• [Activity] Where does the word "Your" appear in the data? Copy every line that holds it.

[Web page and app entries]
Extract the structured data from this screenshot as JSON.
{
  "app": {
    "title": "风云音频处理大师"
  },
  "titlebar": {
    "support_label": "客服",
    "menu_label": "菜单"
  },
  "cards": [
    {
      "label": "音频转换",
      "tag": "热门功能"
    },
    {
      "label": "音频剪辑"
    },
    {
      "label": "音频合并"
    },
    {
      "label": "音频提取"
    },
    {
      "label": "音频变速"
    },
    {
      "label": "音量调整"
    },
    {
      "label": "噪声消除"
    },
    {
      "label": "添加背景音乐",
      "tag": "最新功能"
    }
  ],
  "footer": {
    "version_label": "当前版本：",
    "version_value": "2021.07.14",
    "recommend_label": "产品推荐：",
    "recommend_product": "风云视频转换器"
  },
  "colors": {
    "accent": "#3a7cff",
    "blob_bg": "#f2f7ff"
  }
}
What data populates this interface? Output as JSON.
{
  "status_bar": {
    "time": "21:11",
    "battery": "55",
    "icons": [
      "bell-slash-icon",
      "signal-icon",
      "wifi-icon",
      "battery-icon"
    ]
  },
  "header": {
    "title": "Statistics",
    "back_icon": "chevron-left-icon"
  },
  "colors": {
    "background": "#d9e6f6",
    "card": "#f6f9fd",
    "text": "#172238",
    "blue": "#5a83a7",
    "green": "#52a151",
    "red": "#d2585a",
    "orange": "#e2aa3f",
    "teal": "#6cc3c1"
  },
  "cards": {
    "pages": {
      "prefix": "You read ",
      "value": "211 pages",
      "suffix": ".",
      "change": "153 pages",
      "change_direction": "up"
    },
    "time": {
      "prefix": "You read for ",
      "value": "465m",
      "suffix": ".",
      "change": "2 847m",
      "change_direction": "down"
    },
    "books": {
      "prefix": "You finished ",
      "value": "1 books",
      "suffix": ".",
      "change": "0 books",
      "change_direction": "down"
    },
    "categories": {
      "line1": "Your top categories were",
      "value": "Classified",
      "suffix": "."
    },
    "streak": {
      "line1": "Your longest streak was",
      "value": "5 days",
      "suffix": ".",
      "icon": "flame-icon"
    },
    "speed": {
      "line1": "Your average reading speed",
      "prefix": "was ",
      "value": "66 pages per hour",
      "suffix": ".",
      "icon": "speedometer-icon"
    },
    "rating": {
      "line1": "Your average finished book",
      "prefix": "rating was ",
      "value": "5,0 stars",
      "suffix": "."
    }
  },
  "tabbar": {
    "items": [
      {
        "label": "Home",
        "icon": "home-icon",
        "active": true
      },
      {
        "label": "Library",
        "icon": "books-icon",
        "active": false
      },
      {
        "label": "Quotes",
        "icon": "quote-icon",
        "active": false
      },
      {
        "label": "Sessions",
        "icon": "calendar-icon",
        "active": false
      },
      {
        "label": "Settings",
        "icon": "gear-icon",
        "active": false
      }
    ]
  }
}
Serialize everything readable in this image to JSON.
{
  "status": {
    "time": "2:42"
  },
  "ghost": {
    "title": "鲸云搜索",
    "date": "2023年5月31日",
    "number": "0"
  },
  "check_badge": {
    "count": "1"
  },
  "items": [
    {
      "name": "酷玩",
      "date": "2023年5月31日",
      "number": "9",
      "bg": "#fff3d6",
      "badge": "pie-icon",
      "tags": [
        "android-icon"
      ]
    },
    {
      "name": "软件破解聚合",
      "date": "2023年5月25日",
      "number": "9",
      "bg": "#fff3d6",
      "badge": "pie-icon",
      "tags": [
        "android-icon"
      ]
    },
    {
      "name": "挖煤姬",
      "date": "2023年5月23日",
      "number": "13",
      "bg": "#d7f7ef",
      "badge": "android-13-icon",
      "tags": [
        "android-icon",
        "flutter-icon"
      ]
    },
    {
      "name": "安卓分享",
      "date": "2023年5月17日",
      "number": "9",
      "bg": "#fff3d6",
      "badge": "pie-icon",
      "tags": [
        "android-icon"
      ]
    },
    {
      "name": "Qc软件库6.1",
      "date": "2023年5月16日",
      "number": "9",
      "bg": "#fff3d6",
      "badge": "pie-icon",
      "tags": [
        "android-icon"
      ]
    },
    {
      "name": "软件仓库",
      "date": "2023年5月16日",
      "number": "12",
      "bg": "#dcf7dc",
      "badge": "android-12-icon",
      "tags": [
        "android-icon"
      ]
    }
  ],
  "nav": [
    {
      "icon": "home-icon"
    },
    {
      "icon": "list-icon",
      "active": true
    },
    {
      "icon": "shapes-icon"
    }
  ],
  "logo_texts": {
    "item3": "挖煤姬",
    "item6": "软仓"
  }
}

• [Result for this exercise]
      "line1": "Your top categories were",
      "line1": "Your longest streak was",
      "line1": "Your average reading speed",
      "line1": "Your average finished book",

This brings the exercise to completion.